Kinsa for Wireless Smart Thermometers (International/Private)

According to the Washington Post, who published an article citing our report on June 22, Kinsa’s app will no longer send the Android ID, a persistent unique identifier, to, a third-party analytics and mobile growth company. Kinsa informed the Washington Post they were “previously unaware that Branch was receiving data that could be used for targeted advertising and disallowed access for Android phones last week following IDAC’s report.”[1]

COVID-19 Tracker by Medinin (India/Private)

The Indian contact tracing app, COVID-19 Tracker by Medinin, is no longer available to download in the Google Play Store. We identified major areas of concern with regards to this app, including  that it (1) copied another app’s privacy policy, (2) sent unencrypted transmissions to an API and obtained users’ COVID-19 symptom reports and location data, and (3) collected the device IMEI, a non-resettable unique identifier that should have not been collected. The public API that contained users’ data is also no longer available either. These findings raised serious privacy and security concerns for our team and we are pleased that the app is no longer available for users to download.

patientMpower for COVID-19 (Ireland/Private) and patientMpower for COVID-19 USA (USA/Private)

IDAC had the opportunity to speak with patientMpower and learned that we miscategorized their apps as  symptom checkers, when they are a telehealth apps. Users are unable to download the app unless they are enrolled by their healthcare provider. We learned that although patientMpower notified the Irish Data Protection Commissioner of their use of Urbanairship’s SDK, they plan to retire its use. Further, patientMpower clarified that their apps use analytics SDKs for the necessary purposes of monitoring patient blood oxygen levels and sending push notifications to alert patients when there are changes to their blood oxygen levels.

Smittestopp (Norway/Gov)

On June 15, the Norwegian Institute of Public Health Following suspended Norway’s contact tracing app, Smittestopp, for concerns around collection geolocation data and it’s use of the centralized app architecture.[2] The app, however, is still available to download in the Google Play Store.

Bolivia Segura (Bolivia/Gov)

At the time of the report’s release, this app did not have a privacy policy posted in the Google Play Store, in violation of Google’s Developer Policies. We notified them and they have since posted a privacy policy.

NICD COVID-19 Case Investigation (South Africa/Gov)

Our report drew attention to this app’s lack of a privacy policy. The app is no longer is available in the Google Play Store.

Cova Punjab (India/Gov)

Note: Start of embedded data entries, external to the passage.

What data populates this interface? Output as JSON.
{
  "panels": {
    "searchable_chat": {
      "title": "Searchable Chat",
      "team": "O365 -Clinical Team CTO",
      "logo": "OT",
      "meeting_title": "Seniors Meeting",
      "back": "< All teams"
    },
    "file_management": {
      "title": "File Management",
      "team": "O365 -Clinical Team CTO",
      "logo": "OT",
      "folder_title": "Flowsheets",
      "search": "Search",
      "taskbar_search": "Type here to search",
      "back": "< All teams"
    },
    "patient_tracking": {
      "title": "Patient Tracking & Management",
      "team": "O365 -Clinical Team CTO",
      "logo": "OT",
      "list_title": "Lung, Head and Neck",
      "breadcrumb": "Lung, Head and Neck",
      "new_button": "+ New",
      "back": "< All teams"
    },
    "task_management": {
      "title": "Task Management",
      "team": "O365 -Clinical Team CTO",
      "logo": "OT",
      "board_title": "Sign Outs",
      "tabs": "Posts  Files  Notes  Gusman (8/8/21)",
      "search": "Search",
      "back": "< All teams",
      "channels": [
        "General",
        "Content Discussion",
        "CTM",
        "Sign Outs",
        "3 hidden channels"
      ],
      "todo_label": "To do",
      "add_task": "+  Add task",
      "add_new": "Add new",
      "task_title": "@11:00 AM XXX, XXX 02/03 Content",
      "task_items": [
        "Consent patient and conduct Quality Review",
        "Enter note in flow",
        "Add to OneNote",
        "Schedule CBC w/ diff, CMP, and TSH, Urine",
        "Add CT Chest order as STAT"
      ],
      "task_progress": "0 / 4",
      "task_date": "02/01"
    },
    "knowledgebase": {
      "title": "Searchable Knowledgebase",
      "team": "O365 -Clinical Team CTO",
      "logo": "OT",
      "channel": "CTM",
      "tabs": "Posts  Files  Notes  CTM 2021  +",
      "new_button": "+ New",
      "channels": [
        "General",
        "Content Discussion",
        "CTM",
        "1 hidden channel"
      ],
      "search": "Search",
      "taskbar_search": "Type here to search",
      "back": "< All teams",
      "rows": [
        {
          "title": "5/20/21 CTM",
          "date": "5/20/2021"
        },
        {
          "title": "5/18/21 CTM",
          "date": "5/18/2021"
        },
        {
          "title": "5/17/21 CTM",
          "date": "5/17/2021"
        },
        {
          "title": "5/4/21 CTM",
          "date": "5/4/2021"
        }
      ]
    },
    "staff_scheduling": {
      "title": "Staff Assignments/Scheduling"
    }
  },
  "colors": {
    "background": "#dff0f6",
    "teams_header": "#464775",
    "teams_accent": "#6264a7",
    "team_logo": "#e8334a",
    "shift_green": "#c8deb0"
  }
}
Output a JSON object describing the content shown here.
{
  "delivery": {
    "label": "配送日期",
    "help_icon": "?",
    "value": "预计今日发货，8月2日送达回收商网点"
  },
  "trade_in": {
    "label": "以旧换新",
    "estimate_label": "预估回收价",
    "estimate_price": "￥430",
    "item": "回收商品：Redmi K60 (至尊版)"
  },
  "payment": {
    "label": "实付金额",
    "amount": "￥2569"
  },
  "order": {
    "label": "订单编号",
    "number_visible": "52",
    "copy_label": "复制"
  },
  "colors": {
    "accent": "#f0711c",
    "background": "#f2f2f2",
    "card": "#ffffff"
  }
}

We flagged the Indian-owned Cova Punjab app for its collection of persistent identifiers such as the IMEI and service set identifiers (SSID), which could be used to track users over time. At the time of our report’s release this app was in the process of being retired and it is currently no longer available in the Google Play Store. However, a newer version of this app, COVA Punjab[3], is available to download and our team did not observe this newer app collecting persistent identifiers.

[1] information/5eefae20602ff12947e91075/


[3] The newer version of the app, COVA Punjab, which replaced Cova Punjab, is available to download in the Google Play Store.